Conservative lawyer John Yoo is among the latest legal voices to raise doubts about President Donald Trump's attempts to reverse the result of the 2020 election with claims of voter fraud.
"He has the right to mount legal challenges, but we should be clear that these are 'Hail Mary' passes we might think of in American football," Yoo, a former legal advisor to the George W. Bush administration, told CNBC's "Capital Connection" on Thursday.
Several lawsuits are underway in six battleground states that Democratic President-elect Joe Biden won, but only closely. One challenge has successfully triggered a full vote recount in Georgia, where Biden led by 14,000 of nearly 5 million votes cast and 99% of the expected vote counted.
The suits are an attempt from Trump's campaign to invalidate ballots cast for Biden, as Trump refuses to concede the election, alleging — so far without evidence — widespread voter fraud and a "stolen" election aided by a historically large volume of mail-in ballots.
"None of these cases really look like they have a very high probability of winning," Yoo said. "On the other hand, I think that Trump has every right to try and demand that all the states be sure about the votes, so that we all have confidence in the election. But I'll say, looking at past cases, these are very hard cases to prove and generally they don't result in changes in the votes totals on the order by which President Trump lost to Joe Biden."
Yoo is not a typical Trump critic: a renowned constitutional law scholar and Berkeley law professor, he is known as a strong advocate of executive power and has previously advised the Trump administration on how to bypass Congress to enact its own policies.
Yoo has authored works including the so-called torture memos, which in the early 2000s gave legal justification for former President George W. Bush's use of torture on detainees following the 9/11 attacks. Members of Bush's own Justice Department later repudiated Yoo's arguments. His "unitary executive" theory argued that presidents have the authority to assert their power over independent government agencies.
Yoo said there is no argument that enables the president to sidestep the Constitution once his term has ended as decided by the states' electoral votes.
He then offered an answer to the question many have been asking: What if Trump refuses to ever concede?
"He may never concede; he doesn't have to concede," Yoo said. "The thing about the American Constitution is that it doesn't actually require the sitting president to do anything one way or the other. On January 20th, Donald Trump's term ends and Joe Biden's, I believe, will begin."
According to the 20th Amendment to the Constitution, the candidate with the most electoral votes becomes president at noon on Jan. 20. The current president's term is therefore over on that day, just before noon.

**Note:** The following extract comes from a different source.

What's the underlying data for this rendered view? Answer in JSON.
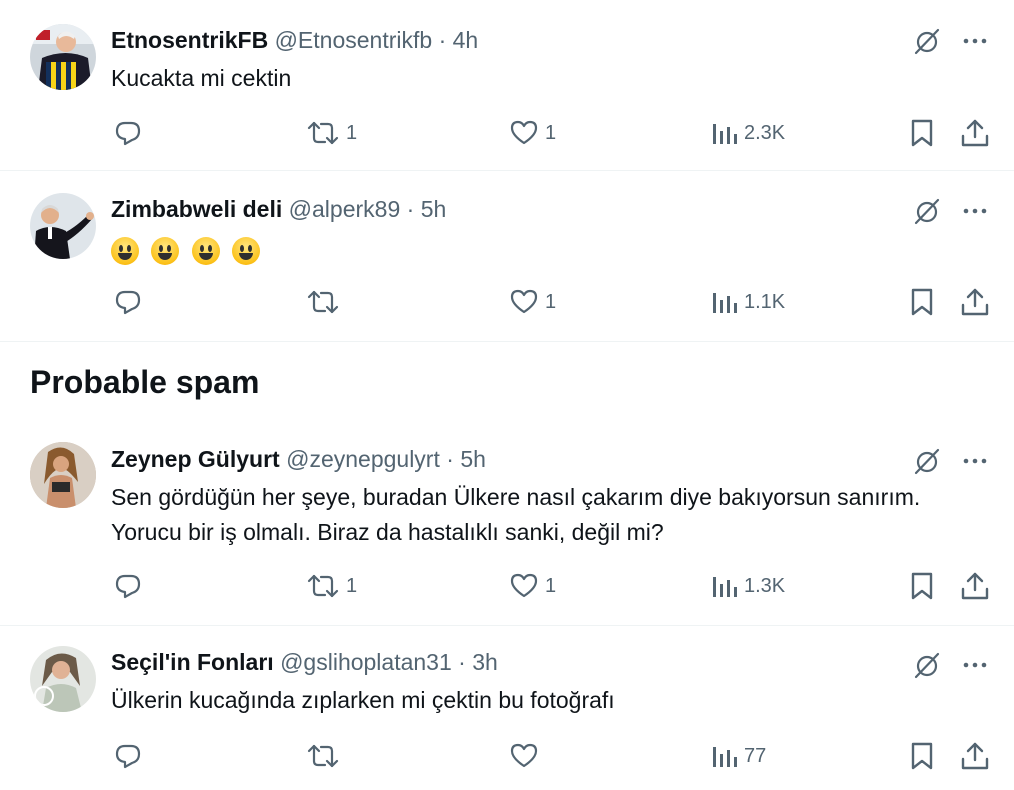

"And yeah, he could say 'I'm not leaving, I'm not conceding' — but at that time at noon on January 20, he's no longer the president," Yoo said, "and all of the allegiance of the government, of the military, of the civil service, switches to the winner of the November 3 election, who I think is going to be Joe Biden. And then he will become the president and Donald Trump will become a private citizen, regardless of anything Donald Trump does."
NBC News reported on Wednesday that there is growing expectation among Trump's advisors that he will never concede the loss, even when ballots are certified in coming weeks around the country.
"Do not expect him to concede," a top Trump aide told NBC. It is more likely, the aide said, that "he'll say something like, 'We can't trust the results, but I'm not contesting them.'"
So what are Trump's chances of winning these legal challenges and invalidating tens of thousands of what his team alleges are "illegal votes"?
Yoo chalks up those chances at "10% or less."
"We haven't seen a recount in a presidential election turn anything like 10,000 to 20,000 votes difference and across multiple states," he said. And Trump doesn't just have overturn results in one state; he would have to see significantly changed vote totals in Georgia, Arizona, and Pennsylvania. "It's very, very unlikely."
Of the more than dozen election lawsuits that Republican entities have filed in swing states as of Monday, about a half dozen cases have either been denied, dismissed, settled or withdrawn. In at least two cases, that was due to court findings that the Republicans had failed to provide a factual basis or any evidence for their claims, according to a summary of legal proceedings compiled by NBC News.
In every nationwide election, there will be some cases of voter fraud "here and there," he added. The problem for Trump, however, is that "you don't have any proof of something systematic — something with large enough numbers that would make a difference here where Joe Biden has won tens of thousands of votes."
Yoo's advice to Trump? "Look: You have the right to make sure all votes are counted correctly, ask for recounts. It's actually good for everybody to have confidence in the vote total. But at the same time, I would say start allowing the transition to occur."
"The constitutional process is going to start moving forward toward a January 20th inauguration," he added. "And it would be good for the country and good for President Trump to start the transition process so that Joe Biden can get the country going as soon as he takes over in about a month and a half."
—CNBC's Dan Mangan contributed to this report.